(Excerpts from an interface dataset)
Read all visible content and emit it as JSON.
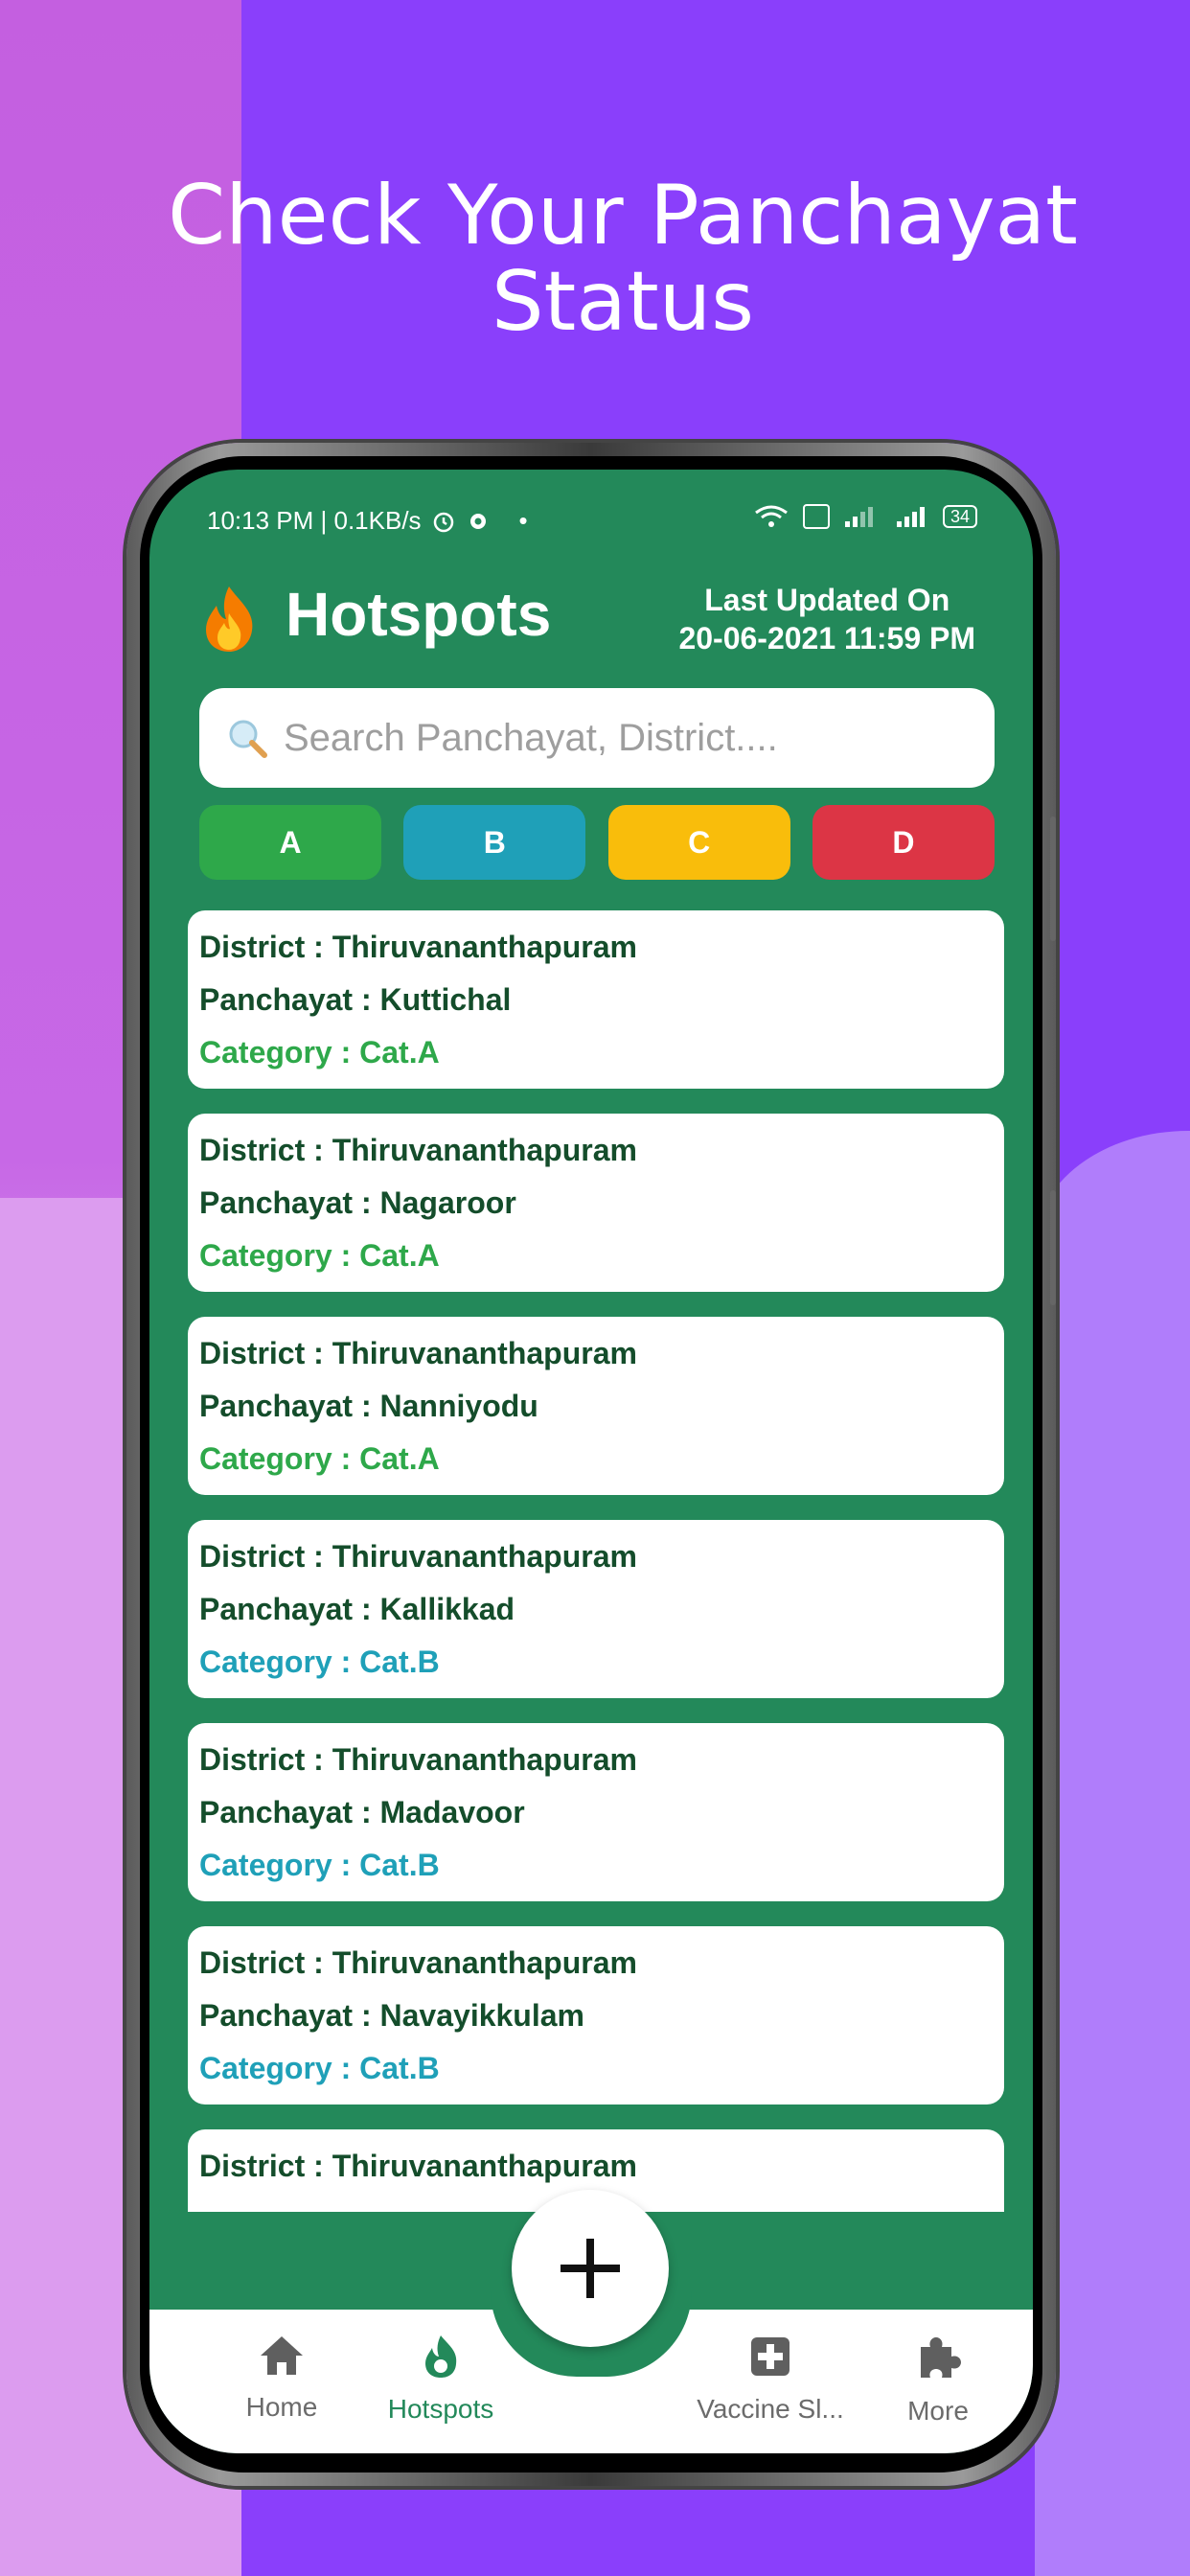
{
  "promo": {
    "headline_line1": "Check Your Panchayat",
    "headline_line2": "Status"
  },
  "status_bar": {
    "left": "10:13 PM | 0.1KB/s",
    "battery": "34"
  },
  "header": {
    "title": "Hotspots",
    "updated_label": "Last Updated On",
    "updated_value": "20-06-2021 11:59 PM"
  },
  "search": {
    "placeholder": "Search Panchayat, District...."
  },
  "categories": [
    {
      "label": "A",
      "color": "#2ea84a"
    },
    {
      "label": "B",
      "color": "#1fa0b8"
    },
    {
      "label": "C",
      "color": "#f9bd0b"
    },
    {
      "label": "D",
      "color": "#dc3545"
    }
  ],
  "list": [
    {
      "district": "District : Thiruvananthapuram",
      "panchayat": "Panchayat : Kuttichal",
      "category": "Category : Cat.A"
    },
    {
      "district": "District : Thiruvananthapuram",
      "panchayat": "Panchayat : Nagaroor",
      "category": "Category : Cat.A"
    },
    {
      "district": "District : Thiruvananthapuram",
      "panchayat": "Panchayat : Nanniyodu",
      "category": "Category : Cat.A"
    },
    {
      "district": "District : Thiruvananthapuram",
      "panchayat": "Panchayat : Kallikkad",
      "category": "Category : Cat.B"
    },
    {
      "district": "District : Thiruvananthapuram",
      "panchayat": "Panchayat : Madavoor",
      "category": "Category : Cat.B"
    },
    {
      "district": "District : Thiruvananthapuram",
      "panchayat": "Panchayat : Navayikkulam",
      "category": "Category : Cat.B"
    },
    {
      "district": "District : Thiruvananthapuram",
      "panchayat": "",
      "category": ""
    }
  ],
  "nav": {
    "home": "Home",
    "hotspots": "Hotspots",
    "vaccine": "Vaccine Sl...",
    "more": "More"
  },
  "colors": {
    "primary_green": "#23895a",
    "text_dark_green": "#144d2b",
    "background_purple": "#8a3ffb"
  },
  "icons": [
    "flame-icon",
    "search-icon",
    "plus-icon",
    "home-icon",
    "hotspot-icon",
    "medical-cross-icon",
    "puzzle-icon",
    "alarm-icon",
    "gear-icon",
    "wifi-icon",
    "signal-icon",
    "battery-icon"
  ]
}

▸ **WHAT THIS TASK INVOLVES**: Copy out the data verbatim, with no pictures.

▸ **YOUR RESPONSE**:
Read all visible content and emit it as JSON.
{
  "promo": {
    "headline_line1": "Check Your Panchayat",
    "headline_line2": "Status"
  },
  "status_bar": {
    "left": "10:13 PM | 0.1KB/s",
    "battery": "34"
  },
  "header": {
    "title": "Hotspots",
    "updated_label": "Last Updated On",
    "updated_value": "20-06-2021 11:59 PM"
  },
  "search": {
    "placeholder": "Search Panchayat, District...."
  },
  "categories": [
    {
      "label": "A",
      "color": "#2ea84a"
    },
    {
      "label": "B",
      "color": "#1fa0b8"
    },
    {
      "label": "C",
      "color": "#f9bd0b"
    },
    {
      "label": "D",
      "color": "#dc3545"
    }
  ],
  "list": [
    {
      "district": "District : Thiruvananthapuram",
      "panchayat": "Panchayat : Kuttichal",
      "category": "Category : Cat.A"
    },
    {
      "district": "District : Thiruvananthapuram",
      "panchayat": "Panchayat : Nagaroor",
      "category": "Category : Cat.A"
    },
    {
      "district": "District : Thiruvananthapuram",
      "panchayat": "Panchayat : Nanniyodu",
      "category": "Category : Cat.A"
    },
    {
      "district": "District : Thiruvananthapuram",
      "panchayat": "Panchayat : Kallikkad",
      "category": "Category : Cat.B"
    },
    {
      "district": "District : Thiruvananthapuram",
      "panchayat": "Panchayat : Madavoor",
      "category": "Category : Cat.B"
    },
    {
      "district": "District : Thiruvananthapuram",
      "panchayat": "Panchayat : Navayikkulam",
      "category": "Category : Cat.B"
    },
    {
      "district": "District : Thiruvananthapuram",
      "panchayat": "",
      "category": ""
    }
  ],
  "nav": {
    "home": "Home",
    "hotspots": "Hotspots",
    "vaccine": "Vaccine Sl...",
    "more": "More"
  },
  "colors": {
    "primary_green": "#23895a",
    "text_dark_green": "#144d2b",
    "background_purple": "#8a3ffb"
  },
  "icons": [
    "flame-icon",
    "search-icon",
    "plus-icon",
    "home-icon",
    "hotspot-icon",
    "medical-cross-icon",
    "puzzle-icon",
    "alarm-icon",
    "gear-icon",
    "wifi-icon",
    "signal-icon",
    "battery-icon"
  ]
}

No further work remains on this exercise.